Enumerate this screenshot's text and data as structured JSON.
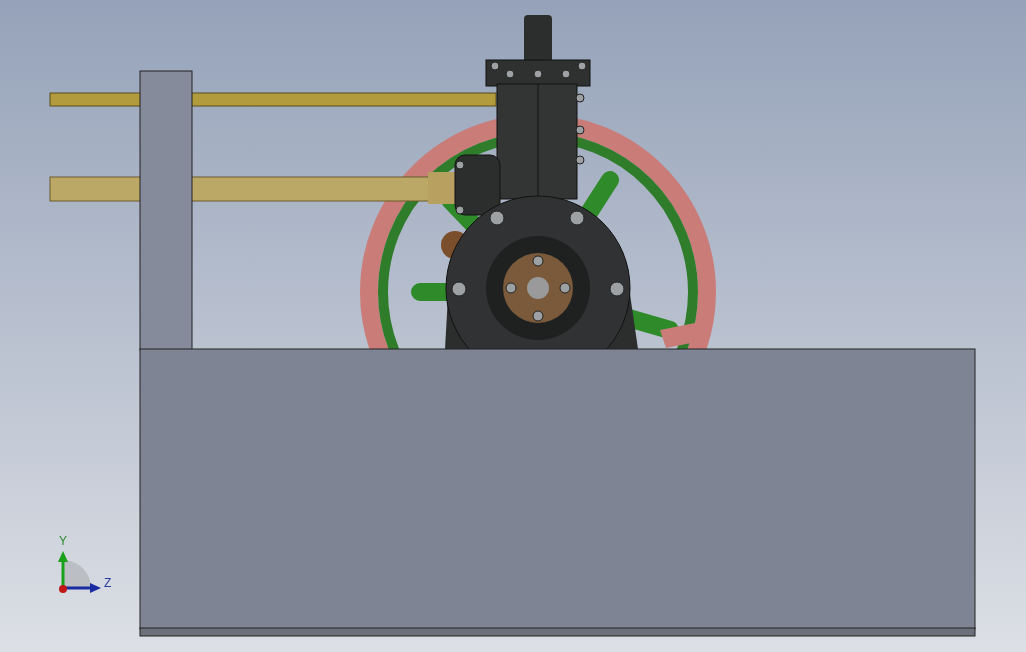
{
  "view_triad": {
    "axes": [
      {
        "kind": "y",
        "label": "Y"
      },
      {
        "kind": "z",
        "label": "Z"
      }
    ]
  }
}
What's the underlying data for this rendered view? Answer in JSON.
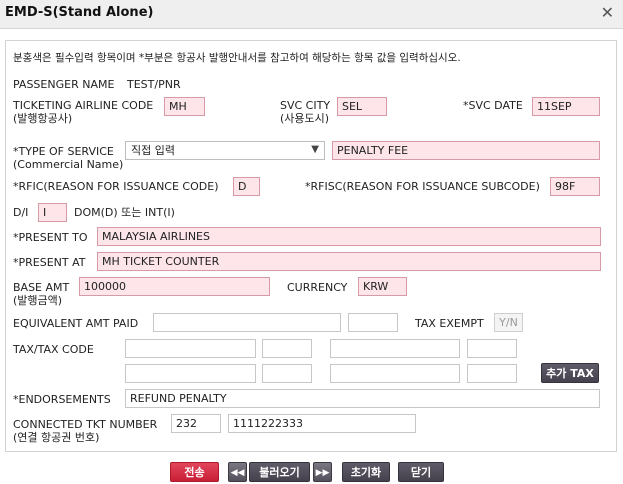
{
  "window": {
    "title": "EMD-S(Stand Alone)",
    "close_glyph": "✕"
  },
  "notice": "분홍색은 필수입력 항목이며 *부분은 항공사 발행안내서를 참고하여 해당하는 항목 값을 입력하십시오.",
  "passenger": {
    "label": "PASSENGER NAME",
    "value": "TEST/PNR"
  },
  "ticketing_airline": {
    "label": "TICKETING AIRLINE CODE",
    "sublabel": "(발행항공사)",
    "value": "MH"
  },
  "svc_city": {
    "label": "SVC CITY",
    "sublabel": "(사용도시)",
    "value": "SEL"
  },
  "svc_date": {
    "label": "*SVC DATE",
    "value": "11SEP"
  },
  "type_of_service": {
    "label": "*TYPE OF SERVICE",
    "sublabel": "(Commercial Name)",
    "select_value": "직접 입력",
    "value": "PENALTY FEE"
  },
  "rfic": {
    "label": "*RFIC(REASON FOR ISSUANCE CODE)",
    "value": "D"
  },
  "rfisc": {
    "label": "*RFISC(REASON FOR ISSUANCE SUBCODE)",
    "value": "98F"
  },
  "di": {
    "label": "D/I",
    "value": "I",
    "hint": "DOM(D)  또는  INT(I)"
  },
  "present_to": {
    "label": "*PRESENT TO",
    "value": "MALAYSIA AIRLINES"
  },
  "present_at": {
    "label": "*PRESENT AT",
    "value": "MH TICKET COUNTER"
  },
  "base_amt": {
    "label": "BASE AMT",
    "sublabel": "(발행금액)",
    "value": "100000"
  },
  "currency": {
    "label": "CURRENCY",
    "value": "KRW"
  },
  "equivalent": {
    "label": "EQUIVALENT AMT PAID",
    "value": "",
    "currency": ""
  },
  "tax_exempt": {
    "label": "TAX EXEMPT",
    "value": "Y/N"
  },
  "tax": {
    "label": "TAX/TAX CODE",
    "add_button": "추가 TAX"
  },
  "endorsements": {
    "label": "*ENDORSEMENTS",
    "value": "REFUND PENALTY"
  },
  "connected_tkt": {
    "label": "CONNECTED TKT NUMBER",
    "sublabel": "(연결 항공권 번호)",
    "prefix": "232",
    "number": "1111222333"
  },
  "footer": {
    "submit": "전송",
    "prev": "◀◀",
    "load": "불러오기",
    "next": "▶▶",
    "reset": "초기화",
    "close": "닫기"
  },
  "colors": {
    "required_field": "#fde5ea",
    "submit_button": "#c91f36",
    "dark_button": "#45414d"
  }
}
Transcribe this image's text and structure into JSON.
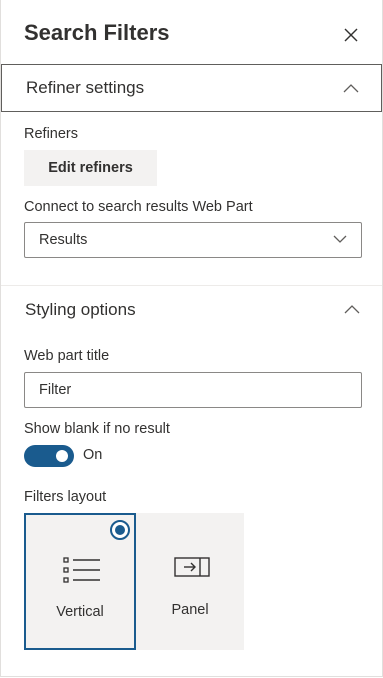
{
  "panel": {
    "title": "Search Filters"
  },
  "refiner_section": {
    "title": "Refiner settings",
    "refiners_label": "Refiners",
    "edit_button": "Edit refiners",
    "connect_label": "Connect to search results Web Part",
    "connect_value": "Results"
  },
  "styling_section": {
    "title": "Styling options",
    "webpart_title_label": "Web part title",
    "webpart_title_value": "Filter",
    "show_blank_label": "Show blank if no result",
    "show_blank_state": "On",
    "layout_label": "Filters layout",
    "layouts": [
      {
        "label": "Vertical",
        "icon": "list-icon",
        "selected": true
      },
      {
        "label": "Panel",
        "icon": "panel-icon",
        "selected": false
      }
    ]
  },
  "colors": {
    "accent": "#1a5b8e",
    "tile_bg": "#f3f2f1",
    "text": "#323130"
  }
}
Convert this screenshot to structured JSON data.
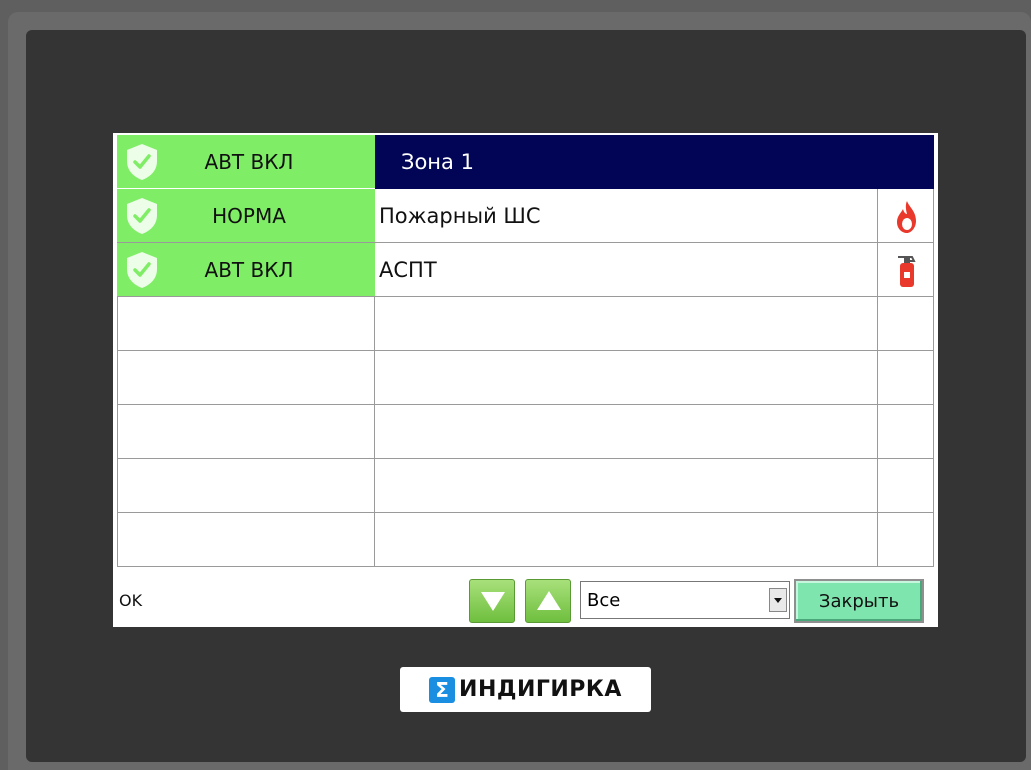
{
  "zone": {
    "title": "Зона 1",
    "status": "АВТ ВКЛ",
    "status_icon": "shield-check-icon"
  },
  "rows": [
    {
      "status": "НОРМА",
      "name": "Пожарный ШС",
      "status_icon": "shield-check-icon",
      "type_icon": "flame-icon"
    },
    {
      "status": "АВТ ВКЛ",
      "name": "АСПТ",
      "status_icon": "shield-check-icon",
      "type_icon": "fire-extinguisher-icon"
    },
    {
      "status": "",
      "name": ""
    },
    {
      "status": "",
      "name": ""
    },
    {
      "status": "",
      "name": ""
    },
    {
      "status": "",
      "name": ""
    },
    {
      "status": "",
      "name": ""
    }
  ],
  "footer": {
    "status_text": "OK",
    "filter_value": "Все",
    "close_label": "Закрыть",
    "down_icon": "arrow-down-icon",
    "up_icon": "arrow-up-icon"
  },
  "brand": {
    "mark": "Σ",
    "name": "ИНДИГИРКА"
  },
  "colors": {
    "active_status": "#7fee66",
    "header": "#020555",
    "icon_red": "#e8392c",
    "close_button": "#7fe5ae",
    "arrow_button": "#8ed35c",
    "brand_blue": "#1a8ee0"
  }
}
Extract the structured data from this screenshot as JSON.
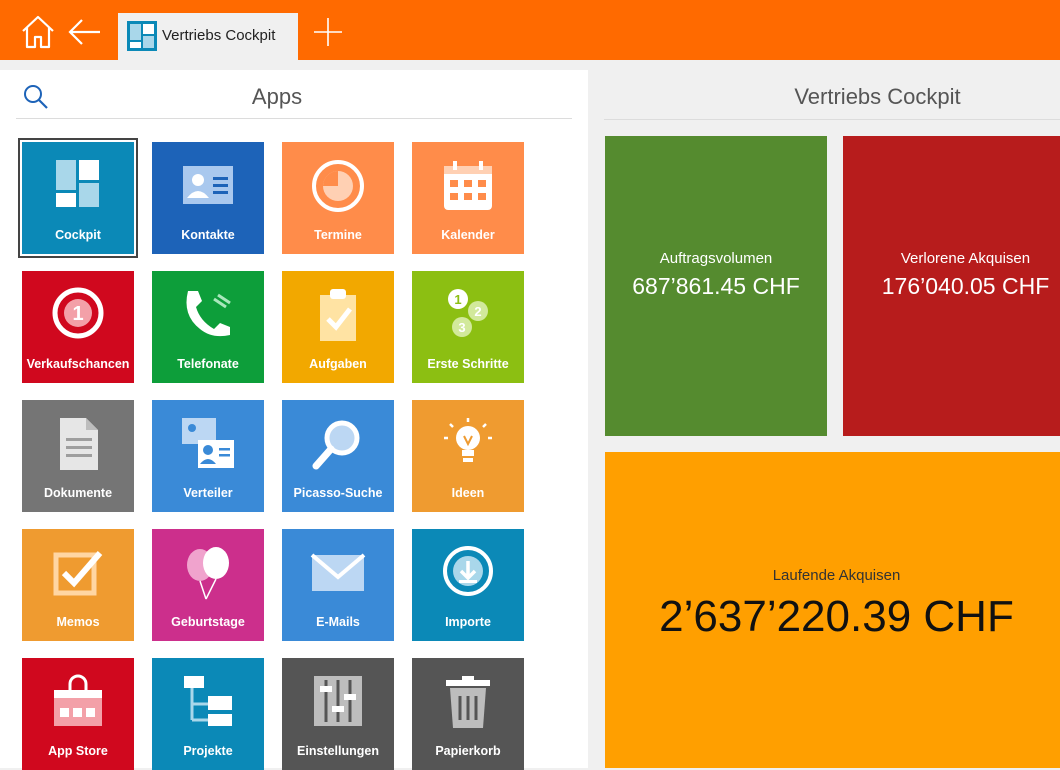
{
  "header": {
    "home_icon": "home-icon",
    "back_icon": "back-arrow-icon",
    "active_tab": "Vertriebs Cockpit",
    "add_tab_icon": "plus-icon"
  },
  "apps_panel": {
    "title": "Apps",
    "search_icon": "search-icon",
    "tiles": [
      {
        "label": "Cockpit",
        "color": "#0b89b7",
        "icon": "cockpit-icon"
      },
      {
        "label": "Kontakte",
        "color": "#1d63b8",
        "icon": "contact-card-icon"
      },
      {
        "label": "Termine",
        "color": "#ff8c4a",
        "icon": "clock-icon"
      },
      {
        "label": "Kalender",
        "color": "#ff8c4a",
        "icon": "calendar-icon"
      },
      {
        "label": "Verkaufschancen",
        "color": "#d0081e",
        "icon": "number-one-icon"
      },
      {
        "label": "Telefonate",
        "color": "#0d9e3a",
        "icon": "phone-icon"
      },
      {
        "label": "Aufgaben",
        "color": "#f2a800",
        "icon": "clipboard-check-icon"
      },
      {
        "label": "Erste Schritte",
        "color": "#8cbf12",
        "icon": "steps-123-icon"
      },
      {
        "label": "Dokumente",
        "color": "#757575",
        "icon": "document-icon"
      },
      {
        "label": "Verteiler",
        "color": "#3a8ad7",
        "icon": "contact-cards-icon"
      },
      {
        "label": "Picasso-Suche",
        "color": "#3a8ad7",
        "icon": "magnifier-icon"
      },
      {
        "label": "Ideen",
        "color": "#ef9b30",
        "icon": "lightbulb-icon"
      },
      {
        "label": "Memos",
        "color": "#ef9b30",
        "icon": "checkbox-icon"
      },
      {
        "label": "Geburtstage",
        "color": "#cc2f8c",
        "icon": "balloons-icon"
      },
      {
        "label": "E-Mails",
        "color": "#3a8ad7",
        "icon": "envelope-icon"
      },
      {
        "label": "Importe",
        "color": "#0b89b7",
        "icon": "download-icon"
      },
      {
        "label": "App Store",
        "color": "#d0081e",
        "icon": "shopping-bag-icon"
      },
      {
        "label": "Projekte",
        "color": "#0b89b7",
        "icon": "tree-structure-icon"
      },
      {
        "label": "Einstellungen",
        "color": "#555555",
        "icon": "sliders-icon"
      },
      {
        "label": "Papierkorb",
        "color": "#555555",
        "icon": "trash-icon"
      }
    ]
  },
  "cockpit_panel": {
    "title": "Vertriebs Cockpit",
    "kpis": [
      {
        "label": "Auftragsvolumen",
        "value": "687’861.45 CHF",
        "color": "#558b2f"
      },
      {
        "label": "Verlorene Akquisen",
        "value": "176’040.05 CHF",
        "color": "#b71c1c"
      },
      {
        "label": "Laufende Akquisen",
        "value": "2’637’220.39 CHF",
        "color": "#ff9f00"
      }
    ]
  }
}
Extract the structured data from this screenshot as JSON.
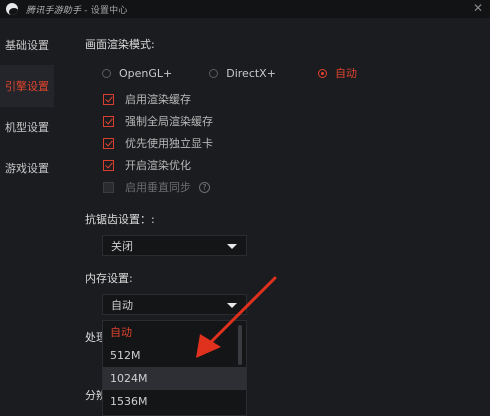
{
  "window": {
    "app_name": "腾讯手游助手",
    "separator": "-",
    "title": "设置中心"
  },
  "sidebar": {
    "items": [
      {
        "label": "基础设置",
        "active": false
      },
      {
        "label": "引擎设置",
        "active": true
      },
      {
        "label": "机型设置",
        "active": false
      },
      {
        "label": "游戏设置",
        "active": false
      }
    ]
  },
  "render_mode": {
    "label": "画面渲染模式:",
    "options": [
      {
        "label": "OpenGL+",
        "selected": false
      },
      {
        "label": "DirectX+",
        "selected": false
      },
      {
        "label": "自动",
        "selected": true
      }
    ]
  },
  "render_options": [
    {
      "label": "启用渲染缓存",
      "checked": true,
      "disabled": false
    },
    {
      "label": "强制全局渲染缓存",
      "checked": true,
      "disabled": false
    },
    {
      "label": "优先使用独立显卡",
      "checked": true,
      "disabled": false
    },
    {
      "label": "开启渲染优化",
      "checked": true,
      "disabled": false
    },
    {
      "label": "启用垂直同步",
      "checked": false,
      "disabled": true
    }
  ],
  "antialias": {
    "label": "抗锯齿设置：:",
    "value": "关闭"
  },
  "memory": {
    "label": "内存设置:",
    "value": "自动",
    "options": [
      "自动",
      "512M",
      "1024M",
      "1536M"
    ],
    "current_option": "自动",
    "hover_option": "1024M"
  },
  "processor": {
    "label_partial": "处理"
  },
  "resolution": {
    "label_partial": "分辨"
  },
  "colors": {
    "accent": "#e0442f",
    "background": "#1b1c1f",
    "arrow": "#e0301e"
  },
  "icons": {
    "logo": "app-logo-icon",
    "close": "close-icon",
    "help": "help-circle-icon",
    "dropdown": "caret-down-icon"
  }
}
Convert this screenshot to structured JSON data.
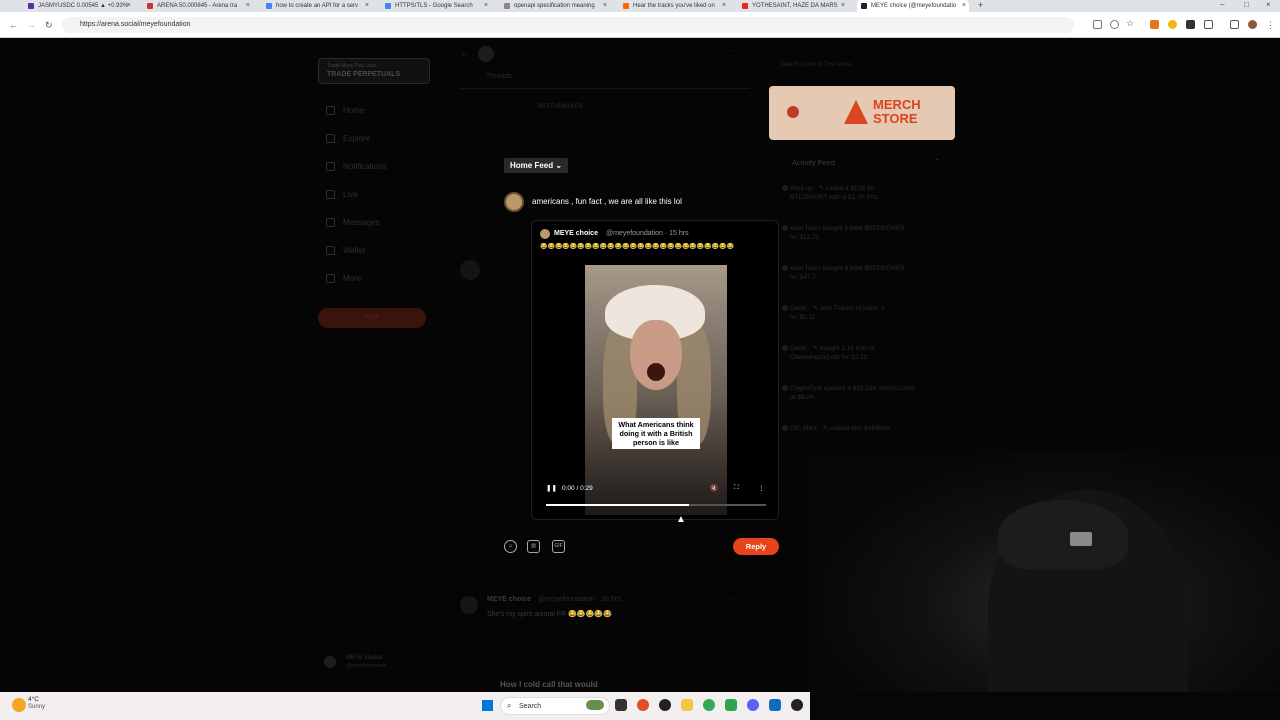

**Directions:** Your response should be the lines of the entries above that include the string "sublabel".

**Reply:**
    "sublabel": "(발행항공사)",
    "sublabel": "(사용도시)",
    "sublabel": "(Commercial Name)",
    "sublabel": "(발행금액)",
    "sublabel": "(연결 항공권 번호)",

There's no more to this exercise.